I’ve just finished reading Raph Koster’s book “A Theory of Fun”, and I have to say I found it very thought provoking, and not exactly what I had expected (in a good way). I’d previously read Chris Crawford on Game Design and sort of expected something similar, but from a different perspective, but in fact the books are very different. Chris’ book is a pretty technical volume, with extensive case studies and lots of detail, especially on the types of games that the author wrote (which is mostly strategy games).

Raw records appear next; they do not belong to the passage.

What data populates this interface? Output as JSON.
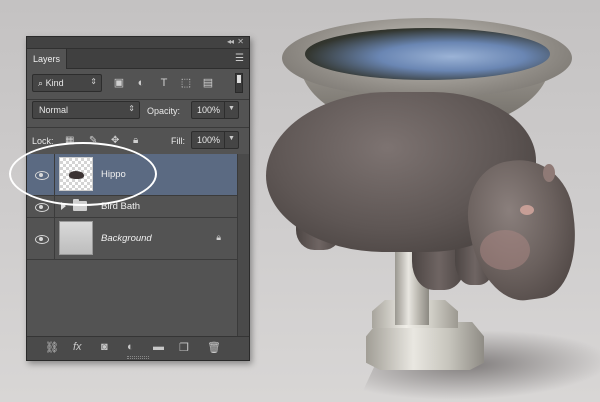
{
  "panel": {
    "tab_label": "Layers",
    "collapse_glyph": "◂◂",
    "close_glyph": "✕",
    "menu_glyph": "☰",
    "filter": {
      "kind_label": "Kind",
      "search_glyph": "⌕",
      "icons": [
        "image-filter-icon",
        "adjustment-filter-icon",
        "type-filter-icon",
        "shape-filter-icon",
        "smart-object-filter-icon"
      ]
    },
    "blend_mode": "Normal",
    "opacity_label": "Opacity:",
    "opacity_value": "100%",
    "lock_label": "Lock:",
    "fill_label": "Fill:",
    "fill_value": "100%",
    "layers": [
      {
        "name": "Hippo",
        "selected": true,
        "visible": true
      },
      {
        "name": "Bird Bath",
        "type": "group",
        "visible": true
      },
      {
        "name": "Background",
        "locked": true,
        "visible": true
      }
    ],
    "footer_icons": [
      "link-layers-icon",
      "fx-icon",
      "add-mask-icon",
      "new-fill-adjustment-icon",
      "new-group-icon",
      "new-layer-icon",
      "delete-layer-icon"
    ],
    "fx_label": "fx"
  },
  "colors": {
    "panel_bg": "#535353",
    "selected_row": "#5b6a82",
    "highlight_circle": "#ffffff"
  }
}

Well, I finished fighting with GL over creating GPU resources in the background last night (edit: note that D3D9 was already working some time ago). Contexts in GL are local to the thread, and although you can exchange them between threads you can only activate a context on one thread at a time. This of course meant I needed an additional context for the background loading thread, and so to make that as clean as possible across platforms (since Win32 and GLX have different context creating schemes) I enhanced the context abstraction classes and their use in Ogre to allow them to be simply cloned.
I’m often critical of Microsoft on this blog but I do also acknowledge things I like, so hopefully I’m always relatively fair. I’ve noticed that news coming out of Redmond these days seems to be pretty evenly spread between good an bad, and thought I’d pull out the things that had most resonance with me personally: Good News: Vista release dates Now, this comes with a caveat that it’s mostly good news for Microsoft themselves (I’m fairly ambivalent and will probably wait until sometime in 2007 to upgrade), since delivering this sucker has been a rather slippery fish.

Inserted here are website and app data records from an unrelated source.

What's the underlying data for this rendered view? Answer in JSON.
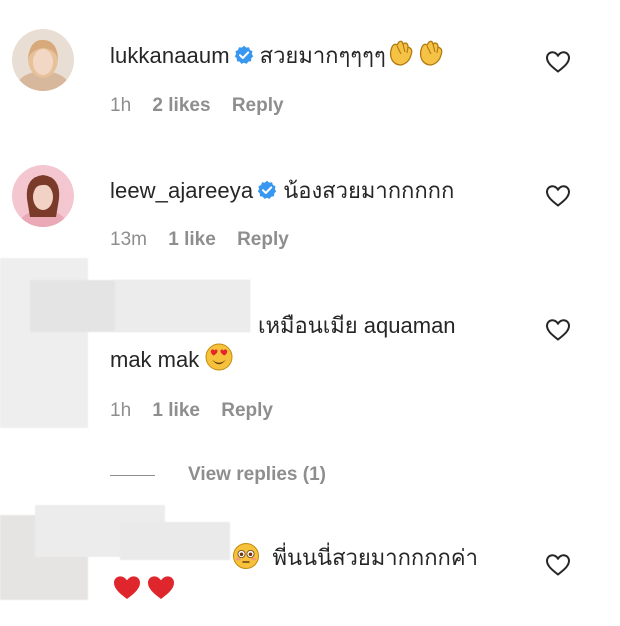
{
  "comments": [
    {
      "username": "lukkanaaum",
      "verified": true,
      "text": "สวยมากๆๆๆๆ",
      "emoji": [
        "clapping-hands",
        "clapping-hands"
      ],
      "time": "1h",
      "likes": "2 likes",
      "reply": "Reply"
    },
    {
      "username": "leew_ajareeya",
      "verified": true,
      "text": "น้องสวยมากกกกก",
      "time": "13m",
      "likes": "1 like",
      "reply": "Reply"
    },
    {
      "username": "",
      "verified": false,
      "text_line1": "เหมือนเมีย aquaman",
      "text_line2": "mak mak",
      "emoji": [
        "heart-eyes-face"
      ],
      "time": "1h",
      "likes": "1 like",
      "reply": "Reply",
      "view_replies": "View replies (1)"
    },
    {
      "username": "",
      "verified": false,
      "text": "พี่นนนี่สวยมากกกกค่า",
      "emoji": [
        "flushed-face",
        "red-heart",
        "red-heart"
      ]
    }
  ],
  "colors": {
    "text": "#262626",
    "muted": "#8e8e8e",
    "verified_blue": "#3897f0",
    "heart_red": "#e0262d"
  }
}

Shame it’s not summer anymore of course 😉 But it’s nice to have a momento of the Summer of Code anyway. Over the weekend a mentor summit was held at Google HQ, which I unfortunately couldn’t attend because of my existing bookings and the fact that it takes in excess of 14 hours each way. Still, 2 representatives from the Ogre project were due to go (reimpell and xavier), hope to hear from them how it went soon.
I have pretty varied musical tastes but if there’s one thing I can never resist, it’s a funky bass guitar line and a soul / jazz riff. Perhaps it’s influenced by what I grew up with (and as a 70’s kid, I couldn’t help but be exposed to it), but there’s always been something about that kind of music that makes me grin broadly. I’m just a total sucker for the whole sound - the lyrics don’t have to be insightful, the songs don’t have to be that original, just get that magical bass twang and counter riffs going and I’m sold.
I’ve just got back after a couple of days in Manchester’s shadow, training people who will be responsible for the maintenance of the main system I’ll be leaving behind at the end of the month. I think I may have fried their brains somewhat due to the accelerated knowledge transfer process but hopefully they’ll recover 😉 Travelling was an absolute nightmare though. It’s the first time I’ve flown since the ‘great liquid bomb scare’ a couple of months ago and security, whilst reduced since that incident, is still crazy.
It’s been a bit of a mixed bag of a week so far. I heard that Pacific Storm has hit the shelves in North America and Ankh - Heart of Osiris has gone gold, adding to the list of real, tangible commercial products out there using OGRE. That’s definitely a good thing. On the negative side the professional insurance quotes came back in a form that can only be described as ‘stratospheric’.
Ok, this is far more fun, and indeed far sicker fun, than should really be allowed. RealMatter is a new project using Ogre which simulates fracturing soft bodies rather quickly and in a very disturbing manner. The paper covering the technique will be at Siggraph 2007, but you can play with it now, or watch the streaming video on their site. See that zombie on the right hand side? Well, when the demo began, he was in one piece.